- Having a slide makes the inside of the Toaster feel so much bigger. It extends the space outward by about 4 feet deep by 6 feet wide.
- We added indirect lighting (purchased from Ikea) above the valances and the replaced the previous stark lighting.
- The slide is the coldest space inside the Toaster. Even though we added new insulation inside all the walls, it’s obviously colder sitting on the couch on chilly days. Perhaps it’s the windows on all three sides that let in cold air.
- The slide is the part of the RV that we have the most trouble with since living in the rig. When we ripped out the carpeting inside the Toaster and replaced it with hardwood, we had to figure out what to do with the bottom of the slide so that when it was brought inside the RV, it wasn’t sliding wood on wood. Initially we had glued and stapled a piece of residential rug to the bottom of the slide. Six months in we learned that was causing too much friction and making the slide come inside the RV crooked along with shearing the pin in the slide mechanism. That meant the metal pin had to be replaced every time we used the slide. We replaced the fuzzy carpet with a thin piece of outdoor carpet and sprayed Liquid Rollers on it to make it slide easier. That fixed the problem. Until recently. Our drive to and in Yukon has been hard on the slide, with the loose gravel, bumpy, and pothole-filled roads. We’re once again having problems with it. The causes of these problems are still up in the air. But having an older RV (2001) means the mechanical parts that operate the slide have seen a lot of wear and tear. Perhaps it’s starting to fail? I really hope not because fixing that would be a pain in the butt.

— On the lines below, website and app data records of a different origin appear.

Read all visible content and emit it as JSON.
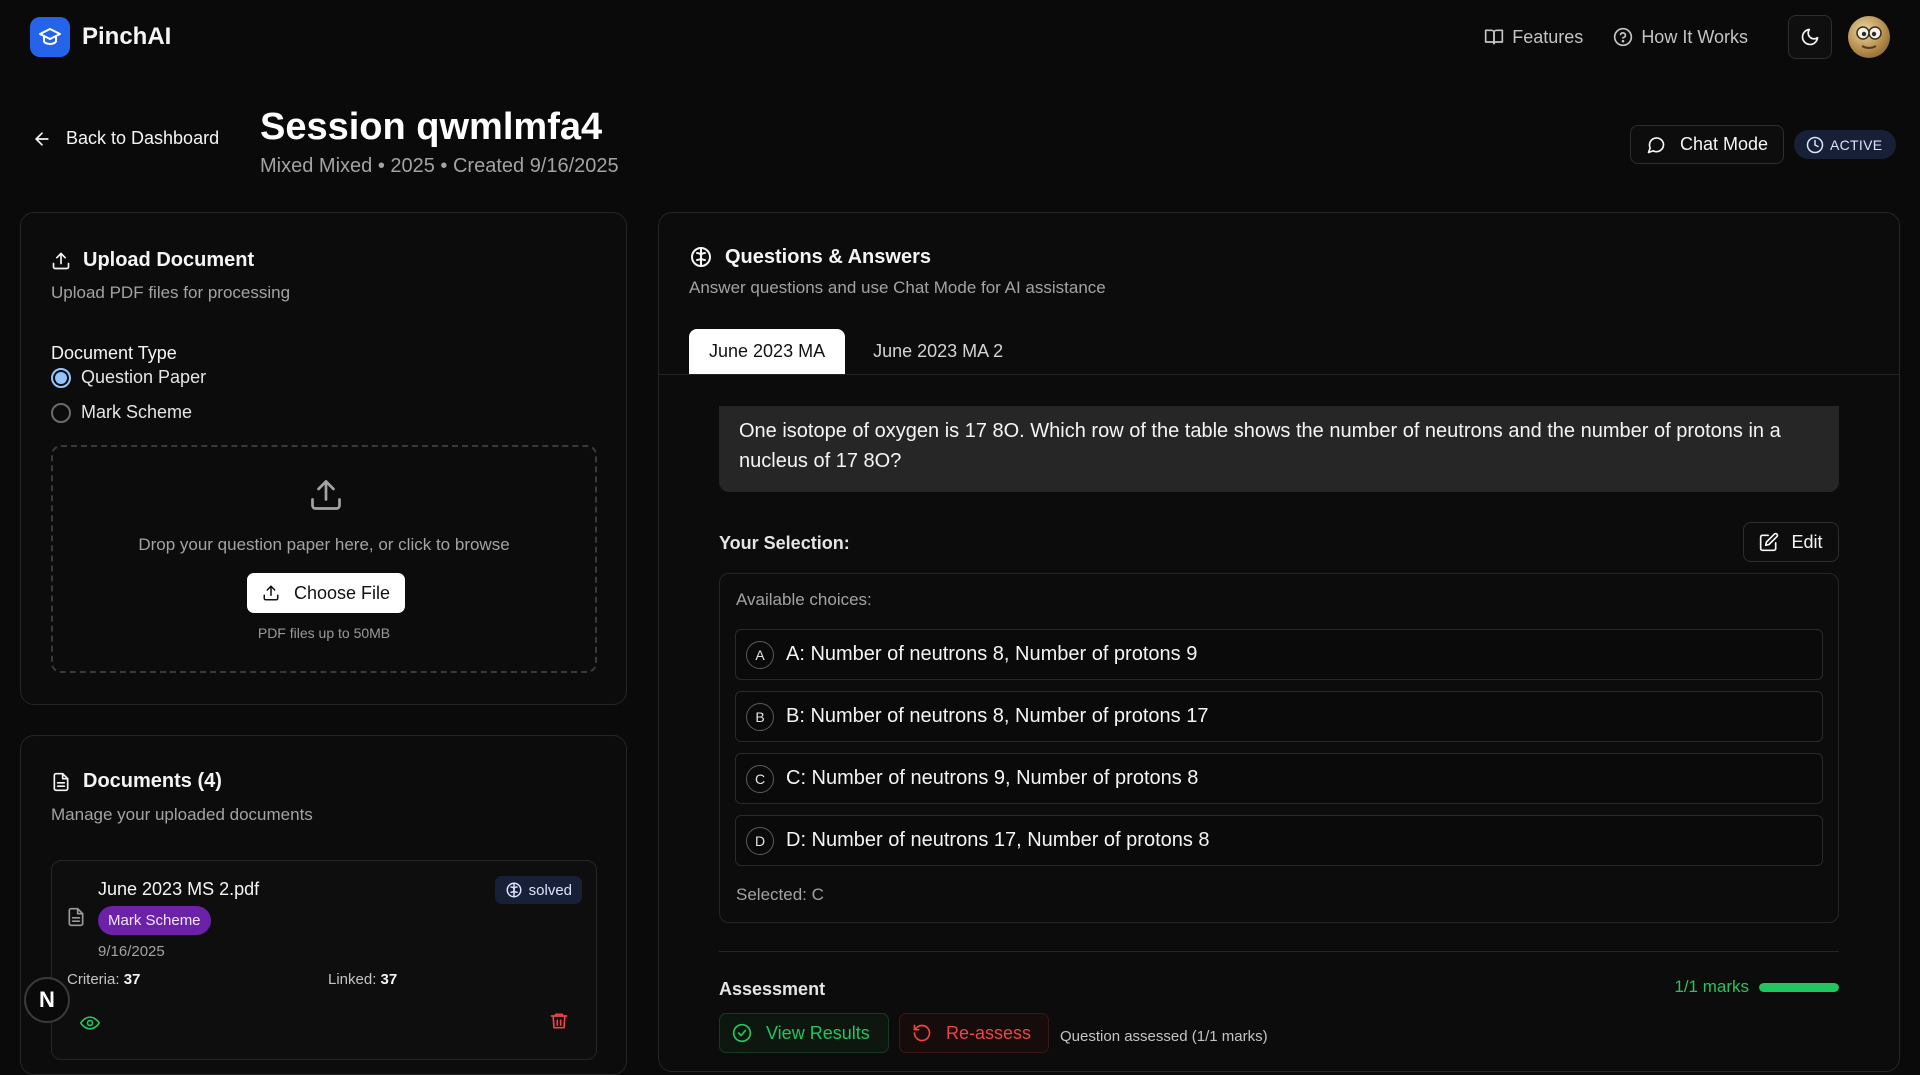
{
  "brand": {
    "name": "PinchAI"
  },
  "nav": {
    "features": "Features",
    "how_it_works": "How It Works"
  },
  "session": {
    "back_label": "Back to Dashboard",
    "title": "Session qwmlmfa4",
    "subtitle": "Mixed Mixed • 2025 • Created 9/16/2025",
    "chat_mode_label": "Chat Mode",
    "status": "ACTIVE"
  },
  "upload": {
    "title": "Upload Document",
    "description": "Upload PDF files for processing",
    "doc_type_label": "Document Type",
    "options": [
      "Question Paper",
      "Mark Scheme"
    ],
    "selected_option": "Question Paper",
    "drop_text": "Drop your question paper here, or click to browse",
    "choose_label": "Choose File",
    "hint": "PDF files up to 50MB"
  },
  "documents": {
    "title": "Documents (4)",
    "description": "Manage your uploaded documents",
    "items": [
      {
        "name": "June 2023 MS 2.pdf",
        "status": "solved",
        "type_tag": "Mark Scheme",
        "date": "9/16/2025",
        "criteria_label": "Criteria:",
        "criteria_value": "37",
        "linked_label": "Linked:",
        "linked_value": "37"
      }
    ]
  },
  "qa": {
    "title": "Questions & Answers",
    "description": "Answer questions and use Chat Mode for AI assistance",
    "tabs": [
      "June 2023 MA",
      "June 2023 MA 2"
    ],
    "active_tab": "June 2023 MA",
    "question_text": "One isotope of oxygen is 17 8O. Which row of the table shows the number of neutrons and the number of protons in a nucleus of 17 8O?",
    "selection_label": "Your Selection:",
    "edit_label": "Edit",
    "choices_title": "Available choices:",
    "choices": [
      {
        "letter": "A",
        "text": "A: Number of neutrons 8, Number of protons 9"
      },
      {
        "letter": "B",
        "text": "B: Number of neutrons 8, Number of protons 17"
      },
      {
        "letter": "C",
        "text": "C: Number of neutrons 9, Number of protons 8"
      },
      {
        "letter": "D",
        "text": "D: Number of neutrons 17, Number of protons 8"
      }
    ],
    "selected_text": "Selected: C",
    "assessment_label": "Assessment",
    "marks_text": "1/1 marks",
    "marks_fraction": 1.0,
    "view_results_label": "View Results",
    "reassess_label": "Re-assess",
    "assessed_text": "Question assessed (1/1 marks)"
  },
  "floating_badge": "N",
  "colors": {
    "accent_blue": "#2563eb",
    "success_green": "#22c55e",
    "danger_red": "#ef4444",
    "tag_purple": "#6b21a8"
  }
}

- Another downside of the slide is that despite having gasket around the edges where it meets the interior RV walls, it’s not airtight. This means it will always let some heat from inside the Toaster escape and let the cold air from outside in.
- The bottom corners of our slide were very poorly designed. When our slide is retracted, there is a gap leading directly to the outside in each of the bottom two corners. Since the slide is over the wheels, this means dirt and water that the tires kick up from driving gets splashed into the RV. We actually met a couple that was having the same issues with their slide – their tires were splashing water through the slide into their rig. Unlike us, they couldn’t totally get to their splashes to dry them out. This could eventually cause the wood to rot from water damage for them. I assume newer rigs with slides don’t have this problem and it’s only an issue with older RVs. Jerud and I are currently trying to devise something that can cover up those gaps.

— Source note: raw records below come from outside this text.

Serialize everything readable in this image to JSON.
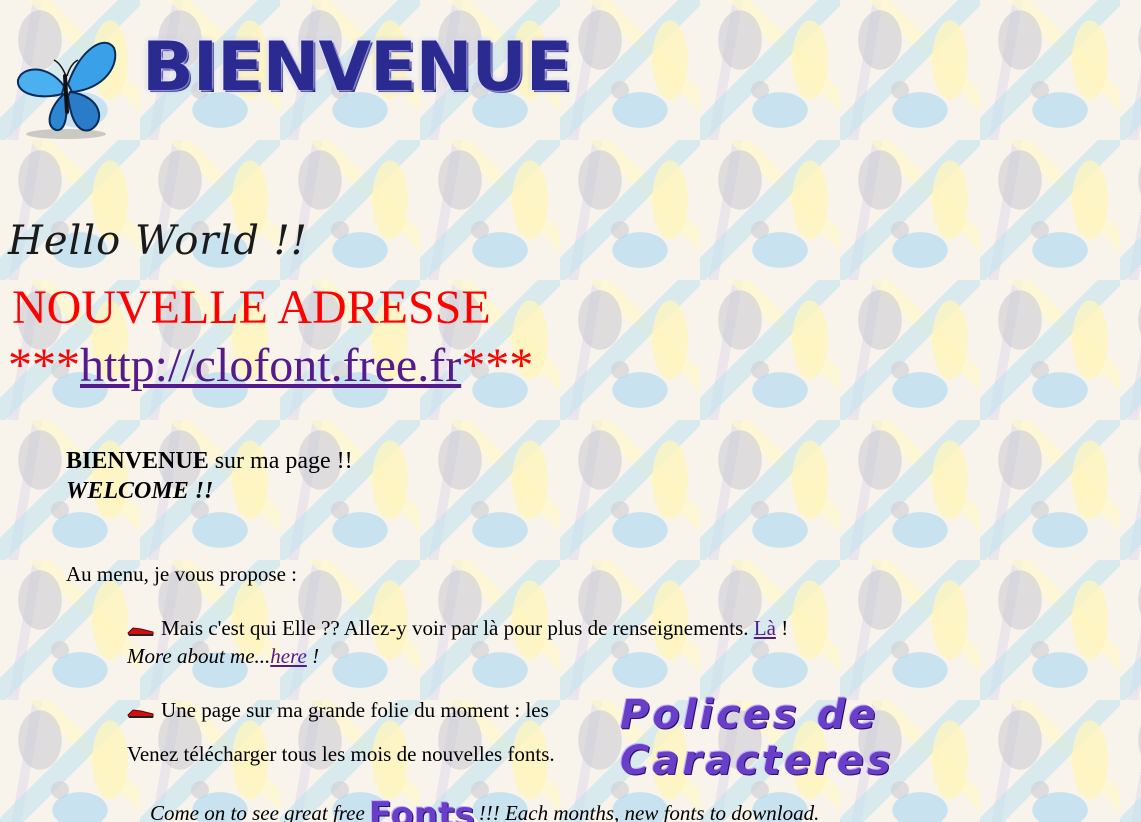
{
  "header": {
    "banner_title": "BIENVENUE",
    "hello": "Hello World !!",
    "new_address": "NOUVELLE ADRESSE",
    "url_prefix": "***",
    "url_text": "http://clofont.free.fr",
    "url_suffix": "***"
  },
  "welcome": {
    "bold": "BIENVENUE",
    "rest": " sur ma page !!",
    "english": "WELCOME !!"
  },
  "menu": {
    "intro": "Au menu, je vous propose :",
    "item1": {
      "text": "Mais c'est qui Elle ?? Allez-y voir par là pour plus de renseignements. ",
      "link": "Là",
      "after": " !",
      "en_text": "More about me...",
      "en_link": "here",
      "en_after": " !"
    },
    "item2": {
      "text": "Une page sur ma grande folie du moment : les",
      "fancy": "Polices de Caracteres",
      "sub": "Venez télécharger tous les mois de nouvelles fonts."
    },
    "item3": {
      "before": "Come on to see great free",
      "fancy": "Fonts",
      "after": "!!! Each months, new fonts to download."
    }
  },
  "colors": {
    "accent_red": "#ff0000",
    "link_visited": "#551a8b"
  }
}
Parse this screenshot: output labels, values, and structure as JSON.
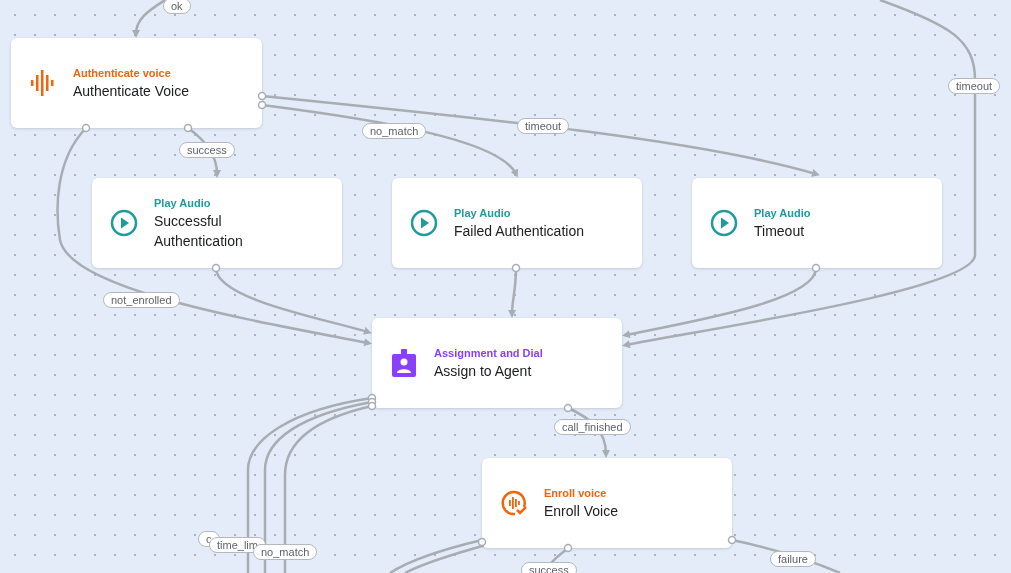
{
  "nodes": [
    {
      "kind": "voice_auth",
      "category": "Authenticate voice",
      "title": "Authenticate Voice"
    },
    {
      "kind": "play_audio",
      "category": "Play Audio",
      "title": "Successful Authentication"
    },
    {
      "kind": "play_audio",
      "category": "Play Audio",
      "title": "Failed Authentication"
    },
    {
      "kind": "play_audio",
      "category": "Play Audio",
      "title": "Timeout"
    },
    {
      "kind": "assignment",
      "category": "Assignment and Dial",
      "title": "Assign to Agent"
    },
    {
      "kind": "enroll",
      "category": "Enroll voice",
      "title": "Enroll Voice"
    }
  ],
  "edge_labels": [
    "ok",
    "success",
    "not_enrolled",
    "no_match",
    "timeout",
    "timeout",
    "call_finished",
    "c",
    "time_lim",
    "no_match",
    "success",
    "failure"
  ]
}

- When an RV slide is retracted, it takes up a lot of space inside the rig. We made sure that whatever RV we got, we would be able to get to the kitchen without having to put a slide out. This is important on travel days when we want to stop and make lunch or dinner. When the slide is in, there is just enough of an opening to the bedroom that we can squeeze through if we turn sideways (although Tybee can’t get through that space). So we can reach the bedroom or toilet if we have to, but it’s not easy. But we’re not able to use the dinette and couch. This means we have to put the slide out to fully use the rig and this is a hassle when we’re moving frequently. While it’s not hard to move the slide in and out, it still becomes a hassle when it has to be retracted every day.
- You can’t be as stealthy in a rig that has its slide out. And we like to be as stealthy as we possibly can in a 25-foot long silver RV. People automatically think we’ve spent the night or are planning to when we are parked somewhere with our slide out. Yes, sometimes we have, but we don’t want anyone to know that!
When we were initially shopping for an RV, Jerud and I decided that we wanted a rig with only one slide: more moving parts means more things that can break. So far this has been true. Knowing what I know now, I would have chosen an RV without any slides. As much as I enjoy the extra space the slide gives us, it’s also caused us a lot of headaches. Besides, we’ve now been in plenty of rigs that don’t have a slide and have found them to be comfortable.